Sandi Harding, the store manager of the last Blockbuster in the world, will soon allow stays at the Bend, Oregon, establishment through Airbnb, according to a company press release on Tuesday.
But, there’s a catch.
Only residents of Deschutes County, where the Blockbuster is located, are permitted to request to book a stay at the store.
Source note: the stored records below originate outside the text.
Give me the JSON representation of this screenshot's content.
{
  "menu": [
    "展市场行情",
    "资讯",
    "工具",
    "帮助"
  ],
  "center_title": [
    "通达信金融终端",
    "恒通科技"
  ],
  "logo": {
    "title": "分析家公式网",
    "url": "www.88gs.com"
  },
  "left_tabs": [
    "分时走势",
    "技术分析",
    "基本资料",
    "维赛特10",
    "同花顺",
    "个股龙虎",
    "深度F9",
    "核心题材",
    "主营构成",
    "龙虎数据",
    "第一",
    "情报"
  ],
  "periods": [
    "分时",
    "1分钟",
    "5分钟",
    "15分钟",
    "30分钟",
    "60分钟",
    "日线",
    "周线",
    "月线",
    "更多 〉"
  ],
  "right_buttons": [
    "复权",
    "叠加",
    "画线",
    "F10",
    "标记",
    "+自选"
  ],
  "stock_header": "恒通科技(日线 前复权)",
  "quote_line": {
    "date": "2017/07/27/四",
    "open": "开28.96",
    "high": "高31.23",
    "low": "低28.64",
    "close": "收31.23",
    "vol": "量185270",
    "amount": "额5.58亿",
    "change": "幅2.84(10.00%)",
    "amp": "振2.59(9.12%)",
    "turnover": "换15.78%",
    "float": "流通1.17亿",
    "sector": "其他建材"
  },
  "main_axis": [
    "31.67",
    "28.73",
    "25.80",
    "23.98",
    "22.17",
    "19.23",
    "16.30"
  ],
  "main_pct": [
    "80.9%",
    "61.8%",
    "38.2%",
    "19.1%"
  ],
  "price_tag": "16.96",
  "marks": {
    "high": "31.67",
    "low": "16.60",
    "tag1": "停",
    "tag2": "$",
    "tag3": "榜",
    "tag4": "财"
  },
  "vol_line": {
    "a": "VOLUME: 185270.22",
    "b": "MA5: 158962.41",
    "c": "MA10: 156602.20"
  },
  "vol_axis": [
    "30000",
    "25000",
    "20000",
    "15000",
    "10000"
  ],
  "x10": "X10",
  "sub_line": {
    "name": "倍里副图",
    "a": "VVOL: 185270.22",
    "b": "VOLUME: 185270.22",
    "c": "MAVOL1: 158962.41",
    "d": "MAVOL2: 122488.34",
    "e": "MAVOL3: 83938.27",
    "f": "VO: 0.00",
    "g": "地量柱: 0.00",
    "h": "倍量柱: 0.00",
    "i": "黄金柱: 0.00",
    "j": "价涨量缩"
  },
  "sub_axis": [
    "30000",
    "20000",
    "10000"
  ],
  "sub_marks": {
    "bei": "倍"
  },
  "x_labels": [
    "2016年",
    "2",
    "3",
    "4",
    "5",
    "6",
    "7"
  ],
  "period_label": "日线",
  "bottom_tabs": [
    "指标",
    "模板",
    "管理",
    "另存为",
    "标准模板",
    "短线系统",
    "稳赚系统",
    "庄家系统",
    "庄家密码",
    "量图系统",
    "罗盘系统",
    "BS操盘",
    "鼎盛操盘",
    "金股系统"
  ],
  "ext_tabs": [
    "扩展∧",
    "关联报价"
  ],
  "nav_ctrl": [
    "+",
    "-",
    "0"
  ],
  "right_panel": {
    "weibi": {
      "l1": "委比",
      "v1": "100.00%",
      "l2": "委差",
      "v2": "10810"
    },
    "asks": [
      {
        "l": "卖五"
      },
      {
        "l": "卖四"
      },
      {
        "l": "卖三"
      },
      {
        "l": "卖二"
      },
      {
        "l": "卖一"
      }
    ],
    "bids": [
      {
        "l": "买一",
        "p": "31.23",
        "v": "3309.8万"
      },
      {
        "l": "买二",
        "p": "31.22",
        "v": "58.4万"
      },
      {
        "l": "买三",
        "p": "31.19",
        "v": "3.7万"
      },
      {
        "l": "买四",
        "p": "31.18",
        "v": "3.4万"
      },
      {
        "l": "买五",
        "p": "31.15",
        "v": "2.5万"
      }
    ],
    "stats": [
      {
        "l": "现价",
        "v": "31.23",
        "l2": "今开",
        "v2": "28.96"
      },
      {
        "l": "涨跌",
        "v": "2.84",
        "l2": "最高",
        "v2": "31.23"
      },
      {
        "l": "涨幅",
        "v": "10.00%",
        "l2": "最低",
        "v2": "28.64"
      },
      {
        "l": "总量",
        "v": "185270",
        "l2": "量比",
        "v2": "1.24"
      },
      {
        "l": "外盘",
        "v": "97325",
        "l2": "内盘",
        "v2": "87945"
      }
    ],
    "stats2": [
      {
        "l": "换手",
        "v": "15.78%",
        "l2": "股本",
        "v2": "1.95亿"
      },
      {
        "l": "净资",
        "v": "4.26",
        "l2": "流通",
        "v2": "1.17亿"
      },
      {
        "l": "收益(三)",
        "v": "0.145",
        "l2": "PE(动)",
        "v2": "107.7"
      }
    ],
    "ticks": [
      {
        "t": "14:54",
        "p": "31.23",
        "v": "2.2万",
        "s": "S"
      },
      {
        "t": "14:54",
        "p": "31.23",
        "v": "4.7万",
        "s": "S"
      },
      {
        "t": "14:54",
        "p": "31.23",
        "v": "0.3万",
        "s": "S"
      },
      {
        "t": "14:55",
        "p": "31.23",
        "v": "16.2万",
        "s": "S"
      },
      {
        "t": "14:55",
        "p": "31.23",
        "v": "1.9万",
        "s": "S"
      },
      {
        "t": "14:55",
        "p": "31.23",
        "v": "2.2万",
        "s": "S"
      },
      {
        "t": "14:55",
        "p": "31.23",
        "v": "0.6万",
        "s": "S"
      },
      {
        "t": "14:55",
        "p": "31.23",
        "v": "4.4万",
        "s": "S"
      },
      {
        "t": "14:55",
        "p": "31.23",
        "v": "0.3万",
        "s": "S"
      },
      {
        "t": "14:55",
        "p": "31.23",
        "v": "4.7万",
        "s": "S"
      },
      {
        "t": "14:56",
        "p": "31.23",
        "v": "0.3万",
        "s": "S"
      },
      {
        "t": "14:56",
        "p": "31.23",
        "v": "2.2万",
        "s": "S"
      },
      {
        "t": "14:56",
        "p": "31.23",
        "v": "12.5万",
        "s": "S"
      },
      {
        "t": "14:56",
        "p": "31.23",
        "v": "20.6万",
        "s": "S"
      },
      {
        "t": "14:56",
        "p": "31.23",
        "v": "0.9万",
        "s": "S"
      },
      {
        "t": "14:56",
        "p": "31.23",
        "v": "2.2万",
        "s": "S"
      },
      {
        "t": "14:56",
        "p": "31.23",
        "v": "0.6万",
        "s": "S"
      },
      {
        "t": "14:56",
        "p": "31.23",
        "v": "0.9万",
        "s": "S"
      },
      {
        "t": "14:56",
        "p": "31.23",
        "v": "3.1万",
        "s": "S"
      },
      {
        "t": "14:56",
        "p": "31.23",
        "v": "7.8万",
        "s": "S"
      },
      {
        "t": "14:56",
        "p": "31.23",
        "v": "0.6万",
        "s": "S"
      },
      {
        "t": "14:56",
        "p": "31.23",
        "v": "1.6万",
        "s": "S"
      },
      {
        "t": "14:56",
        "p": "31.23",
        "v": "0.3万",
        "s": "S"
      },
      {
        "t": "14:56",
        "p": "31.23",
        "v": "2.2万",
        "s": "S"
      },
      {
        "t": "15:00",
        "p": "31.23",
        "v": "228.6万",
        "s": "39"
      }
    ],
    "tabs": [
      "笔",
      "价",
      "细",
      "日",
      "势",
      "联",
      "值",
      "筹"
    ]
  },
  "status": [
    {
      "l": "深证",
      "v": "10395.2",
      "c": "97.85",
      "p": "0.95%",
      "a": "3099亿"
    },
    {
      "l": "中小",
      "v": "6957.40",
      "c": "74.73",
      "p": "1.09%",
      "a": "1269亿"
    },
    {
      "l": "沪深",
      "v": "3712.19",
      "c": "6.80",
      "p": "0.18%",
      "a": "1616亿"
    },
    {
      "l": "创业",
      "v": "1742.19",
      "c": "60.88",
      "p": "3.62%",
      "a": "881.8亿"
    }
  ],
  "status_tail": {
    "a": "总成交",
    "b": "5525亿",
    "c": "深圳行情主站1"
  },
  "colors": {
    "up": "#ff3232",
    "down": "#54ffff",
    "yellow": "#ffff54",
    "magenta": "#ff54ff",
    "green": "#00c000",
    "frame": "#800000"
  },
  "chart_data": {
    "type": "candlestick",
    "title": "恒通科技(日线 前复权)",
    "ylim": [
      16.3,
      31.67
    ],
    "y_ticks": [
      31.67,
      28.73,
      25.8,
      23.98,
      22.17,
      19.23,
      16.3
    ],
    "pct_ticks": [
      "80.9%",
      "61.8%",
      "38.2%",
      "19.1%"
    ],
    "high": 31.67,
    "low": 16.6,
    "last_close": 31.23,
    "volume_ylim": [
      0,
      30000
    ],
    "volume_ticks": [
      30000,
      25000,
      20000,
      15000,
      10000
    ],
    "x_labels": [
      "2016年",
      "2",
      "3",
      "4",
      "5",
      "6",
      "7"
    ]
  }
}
The store is also only available for a limited time — for three individual, one-night reservations on September 18, 19 and 20. Booking requests are open to residents of the county starting August 17.
Harding is allowing county residents to stay the night at the store to thank them for their support during “these uncertain times,” the release said.
“In appreciation for all that the local community has recently done to support the last-of-its-kind during these uncertain times, this end of summer sleepover will offer movie lovers in Deschutes County the chance for a 90s-themed stay to relive the bygone Friday night tradition just as we remember it,” the release explained.
Up to four people are allowed to stay in the store, according to the listing on Airbnb.
Harding, who has kept the establishment running since 2004, will ensure guests have a movie-filled stay, according to the release. “Sandi will be your Airbnb host and will stock the shelves with all the movies your heart could desire before handing over the keys,” the release said.
In photos released by Airbnb, the accommodations mimic a ’90s living room and appear to be situated right in the middle of the store. The setup features a bean bag chair and a geometric bedspread, among other nostalgic accents.
The longtime manager is listing the location for only $4 a night, plus taxes and fees — just one penny more than the price of a movie rental, according to the release.
The last Blockbuster on Earth is transformed into a 90s living room.
The release instructed prospective renters to note the host rules that are in adherence with local guidelines amid the coronavirus pandemic. In addition to being county residents, those who request a stay must also come from the same household “to minimize risk.” Guests are also told they should adhere to the company’s safety guidelines in regards to wearing face masks and practicing social distancing in public.
“This private sleepover has been planned with safety in mind, and guests can rest assured knowing that the store will be cleaned and prepared in accordance with CDC guidelines and consistent with the Airbnb enhanced cleaning protocol,” the release emphasized.
For those who aren’t able to nab a stay at Blockbuster, customers can take a look at the living room space for a limited time during store hours “after the final guests check out,” according to the release.
The Bend, Oregon, store became the last Blockbuster location on the planet last spring, after a location in Australia closed.
Blockbuster was once the biggest video rental chain in the U.S., with almost 9,000 stores worldwide. At one time, it is estimated a new store opened every 17 hours. But with the arrival of Netflix, Blockbuster stores began disappearing. After bankruptcy in 2010, Blockbuster shuttered almost all of its stores.